A coalition of neighborhood groups and city organizations
may be at odds with Hartford City Council over which body has
the power to select the firm or firms who will assist in writing
the city's application to be designated as a Federal "Empowerment
Zone." The application is due on October 9.
As an Empowerment Zone, Hartford would receive $130-$230 million
in tax-exempt bond authority, $100 million in Social Service
Block Grant funds over the next ten years and $100,000 in planning
funds. The program is operated by the U.S. Department of Housing
and Urban Development (HUD)
The coalition of neighborhood groups, which was formed specifically
to pursue the Empowerment Zone, is an outgrowth of Hartford 2000,
which is made up of representatives from the city's Neighborhood
Revitalization Zones (NRZs).
At a meeting last week, coalition members agreed to interview
several consulting firms on Friday and present their findings
at a meeting on Monday, August 31.
At Monday's meeting, which was attended by over 50 people, the
coalition's Bernadine Silvers announced that the interview committee
had selected Urban Strategies of Toronto, Canada as lead consultant
and the Connecticut Institute of Municipal Studies (CIMS) of
Hartford as secondary consultant. CIMS is headed up by former
Hartford Deputy Mayor Nick Carbone.
However, Silvers also said that she had received a call from
Mayor Mike Peters on Monday informing her that some City Council
members were concerned about being left out of the selection
process. Silvers added that the Mayor also told her that some
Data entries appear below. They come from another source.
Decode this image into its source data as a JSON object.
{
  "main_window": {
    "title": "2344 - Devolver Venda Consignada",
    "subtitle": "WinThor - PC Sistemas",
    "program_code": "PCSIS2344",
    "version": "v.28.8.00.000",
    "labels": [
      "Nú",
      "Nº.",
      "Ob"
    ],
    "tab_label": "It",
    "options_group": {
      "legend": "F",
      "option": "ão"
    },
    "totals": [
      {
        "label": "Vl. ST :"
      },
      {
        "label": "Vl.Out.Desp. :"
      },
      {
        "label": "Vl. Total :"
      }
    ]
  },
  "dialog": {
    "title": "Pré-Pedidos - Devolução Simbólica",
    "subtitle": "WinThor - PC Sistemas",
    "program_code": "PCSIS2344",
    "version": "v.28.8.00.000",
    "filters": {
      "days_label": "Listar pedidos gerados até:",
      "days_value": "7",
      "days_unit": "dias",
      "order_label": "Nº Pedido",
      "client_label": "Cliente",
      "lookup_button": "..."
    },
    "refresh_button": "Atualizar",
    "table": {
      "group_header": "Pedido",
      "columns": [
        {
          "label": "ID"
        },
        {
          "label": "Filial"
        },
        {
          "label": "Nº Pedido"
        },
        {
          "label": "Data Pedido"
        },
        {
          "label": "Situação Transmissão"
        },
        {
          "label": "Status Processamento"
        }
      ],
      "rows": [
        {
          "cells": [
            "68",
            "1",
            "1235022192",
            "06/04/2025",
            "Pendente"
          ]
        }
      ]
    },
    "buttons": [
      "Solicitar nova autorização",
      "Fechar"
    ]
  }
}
Council members had been working with CIMS and wanted to make
sure it was a part of the application process.
Silvers and other coalition members expressed anger and confusion
over Council's concerns about being left out of the process.
"This [the coalition's selection process] was a legitimate
process," said Silvers, "If Council's angry that they
haven't been included, that's not our problem."
Council was informed about Friday's consultant interviews on
Thursday in a memo from Assistant City Manager Linda Bayer. Councilman
Mike McGarry said the memo left insufficient time for council
members to rearrange their schedules and attend the interviews.
But Silvers said such difficulties shouldn't hold up the application
process, especially since the deadline is only six weeks away.
"I'm tired of the community getting beat up because of a
lack of communication or politics as usual that goes on in this
McGarry said he is not opposed to the Empowerment Zone but did
add that he and other Council members do have serious questions
about not only who should select the consultant or consultants
to write the application but also who would have the ultimate
control over how the zone is formed and run.
"This thing [the Empowerment Zone] could have a major effect
on the city's development for the next ten years. The question
is: who is really representative of the people, the elected officials
or a group of activists who happened to be available at the time,"
He also said that many Council members and other city leaders
are upset about the increasing amount of control that is being
given to boards of appointees rather than elected officials.
"Some people are very concerned that the obligations and
rights of Hartford voters are being chipped away...first the
School Board of Trustees, then the NRZs, the [Capital City] Economic
Development Authority and now this," he said.
Despite the disagreement over who should select the consultants,
Silvers said Urban Strategies has expressed a willingness to
work with CIMS and Carbone, who attended Monday's meeting, said
CIMS is also willing to work together, pending an agreement on
the actual division of responsibilities.
In other business at Monday's meeting, Tom Phillips, Development
Policy and Program Administrator for the City of Hartford, said
the coalition reached a tentative agreement on the core zones
of the overall Empowerment Zone. Under Federal regulations, the
core zone can consist of up to three non-contiguous areas where
the poverty rate for the census tracts included is at least 25
percent for 90 percent of the area and at least 20 percent for
the remaining 10 percent of the area (based on 1990 census figures).
The total population of these areas cannot exceed 50,000. Phillips
said, right now, Hartford would have two zones, one containing
most of the Northeast section of the city and parts of the Upper
Albany and Clay Hill neighborhoods and the other taking in most
of the Frog Hollow, South Green and Sheldon/Charter Oak neighborhoods.
The Empowerment Zone can also contain up to 2,000 acres of "Developable
Sites" which would basically be used to provide employment
and other services for the people in the core zone. Up to three
Developable Zones could be included in the plan. They would be
free from poverty level limitations and would not even have to
be in the city. However, Phillips said he is still waiting to
hear from HUD on the amount of residential units that can be
included in the Developable Zone. Right now, he said the coalition
is looking at a number of areas, such as the industrial corridor
that runs alongside New Park Avenue, a large piece that would
run from the old Thomas Cadillac property on Albany Avenue and
Capital Community Technical College in the west all the way down
through downtown and out to the site proposed for Adriaen's Landing
and also a site at Bradley International Airport. Phillips said
the Bradley site is under consideration because utilizing an
international airport would improve Hartford's chances for getting
the Empowerment Zone designation.